Requirement:
Every line of the material that includes the word "Please" is to be shown.

Supplied records:

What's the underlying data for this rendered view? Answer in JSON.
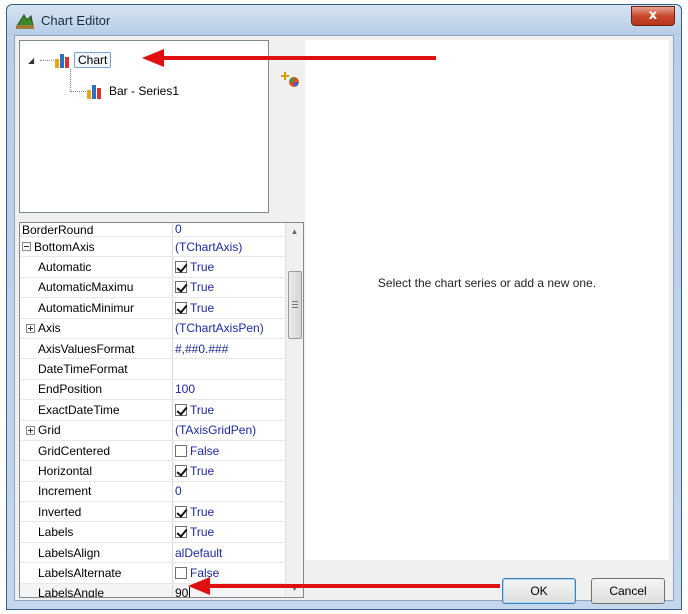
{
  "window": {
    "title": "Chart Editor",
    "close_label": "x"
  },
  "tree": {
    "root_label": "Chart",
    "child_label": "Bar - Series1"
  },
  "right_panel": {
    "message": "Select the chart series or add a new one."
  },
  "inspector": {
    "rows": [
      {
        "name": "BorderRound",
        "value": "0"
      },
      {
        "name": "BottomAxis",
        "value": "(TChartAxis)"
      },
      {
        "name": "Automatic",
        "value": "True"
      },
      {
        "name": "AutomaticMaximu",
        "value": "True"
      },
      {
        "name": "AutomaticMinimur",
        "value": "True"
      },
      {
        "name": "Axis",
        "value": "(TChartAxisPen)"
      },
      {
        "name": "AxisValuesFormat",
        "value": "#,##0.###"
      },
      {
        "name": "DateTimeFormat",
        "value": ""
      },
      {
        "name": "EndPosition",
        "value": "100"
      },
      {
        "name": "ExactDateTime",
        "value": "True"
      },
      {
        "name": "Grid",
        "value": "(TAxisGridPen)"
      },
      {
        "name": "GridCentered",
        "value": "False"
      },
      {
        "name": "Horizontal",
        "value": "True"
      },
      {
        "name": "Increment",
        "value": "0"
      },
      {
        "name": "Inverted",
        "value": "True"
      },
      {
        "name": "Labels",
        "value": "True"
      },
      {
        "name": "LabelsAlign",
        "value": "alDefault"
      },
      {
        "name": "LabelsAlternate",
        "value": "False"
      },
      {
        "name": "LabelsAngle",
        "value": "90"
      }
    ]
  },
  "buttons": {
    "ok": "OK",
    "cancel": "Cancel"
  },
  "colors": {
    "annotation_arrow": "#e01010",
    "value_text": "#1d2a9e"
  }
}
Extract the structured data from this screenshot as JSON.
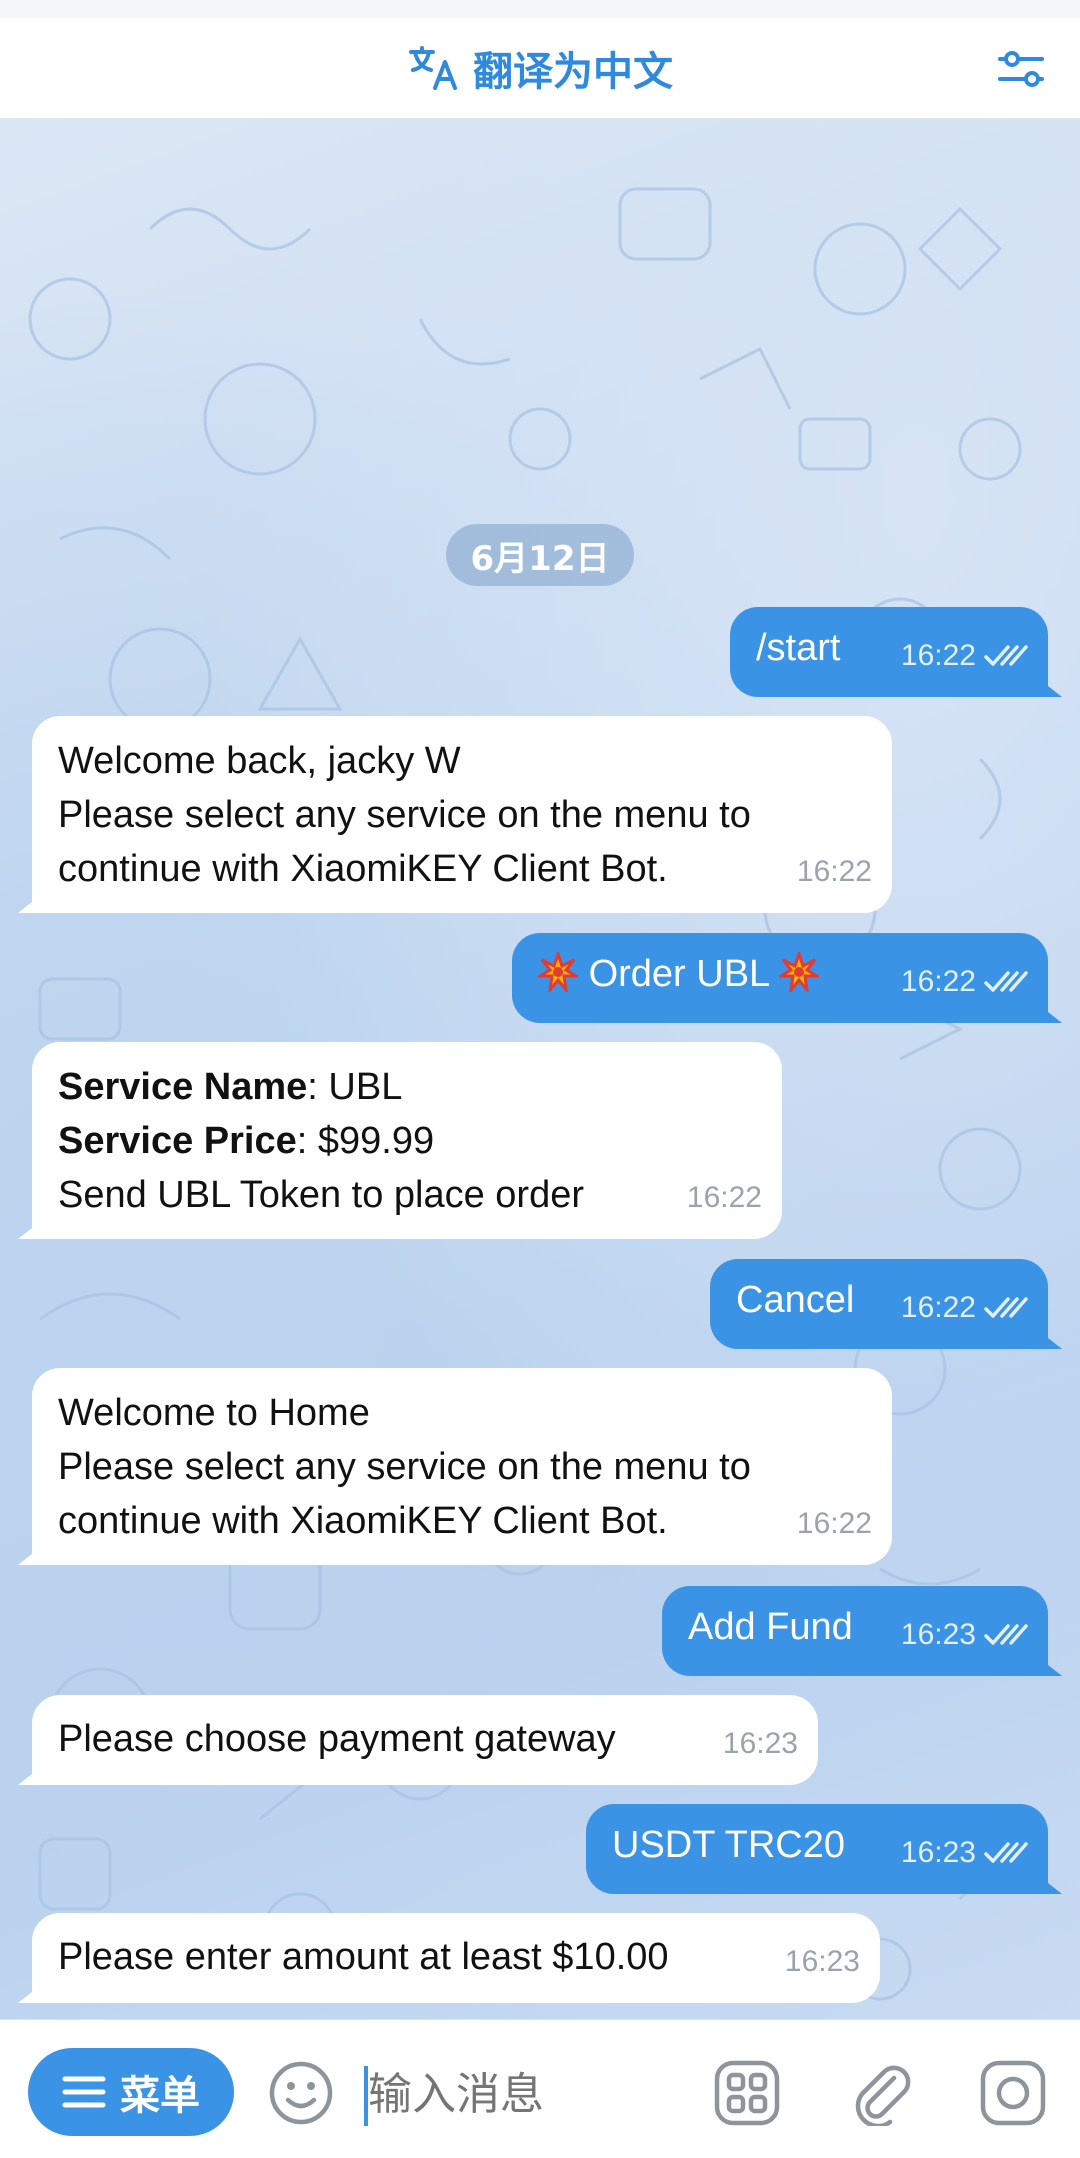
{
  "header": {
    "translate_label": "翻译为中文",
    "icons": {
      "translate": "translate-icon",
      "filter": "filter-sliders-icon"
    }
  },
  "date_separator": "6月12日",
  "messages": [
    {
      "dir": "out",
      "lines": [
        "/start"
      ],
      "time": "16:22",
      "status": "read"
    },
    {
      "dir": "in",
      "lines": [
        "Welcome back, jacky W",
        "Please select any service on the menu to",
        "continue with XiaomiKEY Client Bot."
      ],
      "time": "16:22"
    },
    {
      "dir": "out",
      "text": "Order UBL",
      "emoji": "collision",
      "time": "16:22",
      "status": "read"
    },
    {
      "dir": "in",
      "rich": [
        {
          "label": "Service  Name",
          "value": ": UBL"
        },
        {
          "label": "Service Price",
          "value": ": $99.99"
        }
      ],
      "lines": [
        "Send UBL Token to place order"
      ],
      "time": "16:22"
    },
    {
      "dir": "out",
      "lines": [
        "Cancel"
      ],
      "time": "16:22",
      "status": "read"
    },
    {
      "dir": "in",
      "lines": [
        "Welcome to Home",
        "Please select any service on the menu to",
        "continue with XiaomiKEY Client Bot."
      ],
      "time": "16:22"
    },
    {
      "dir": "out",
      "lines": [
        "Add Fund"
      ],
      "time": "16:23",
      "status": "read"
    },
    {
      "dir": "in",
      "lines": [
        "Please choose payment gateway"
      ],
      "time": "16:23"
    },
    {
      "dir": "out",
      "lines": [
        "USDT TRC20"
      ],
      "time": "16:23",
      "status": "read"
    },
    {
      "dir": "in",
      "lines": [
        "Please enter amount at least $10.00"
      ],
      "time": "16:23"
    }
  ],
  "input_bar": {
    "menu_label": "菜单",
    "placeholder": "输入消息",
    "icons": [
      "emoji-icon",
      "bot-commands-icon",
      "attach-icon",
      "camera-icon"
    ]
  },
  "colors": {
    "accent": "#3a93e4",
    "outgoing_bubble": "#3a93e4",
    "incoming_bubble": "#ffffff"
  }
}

Solution to this task:
        "Please select any service on the menu to",
        "Please select any service on the menu to",
        "Please choose payment gateway"
        "Please enter amount at least $10.00"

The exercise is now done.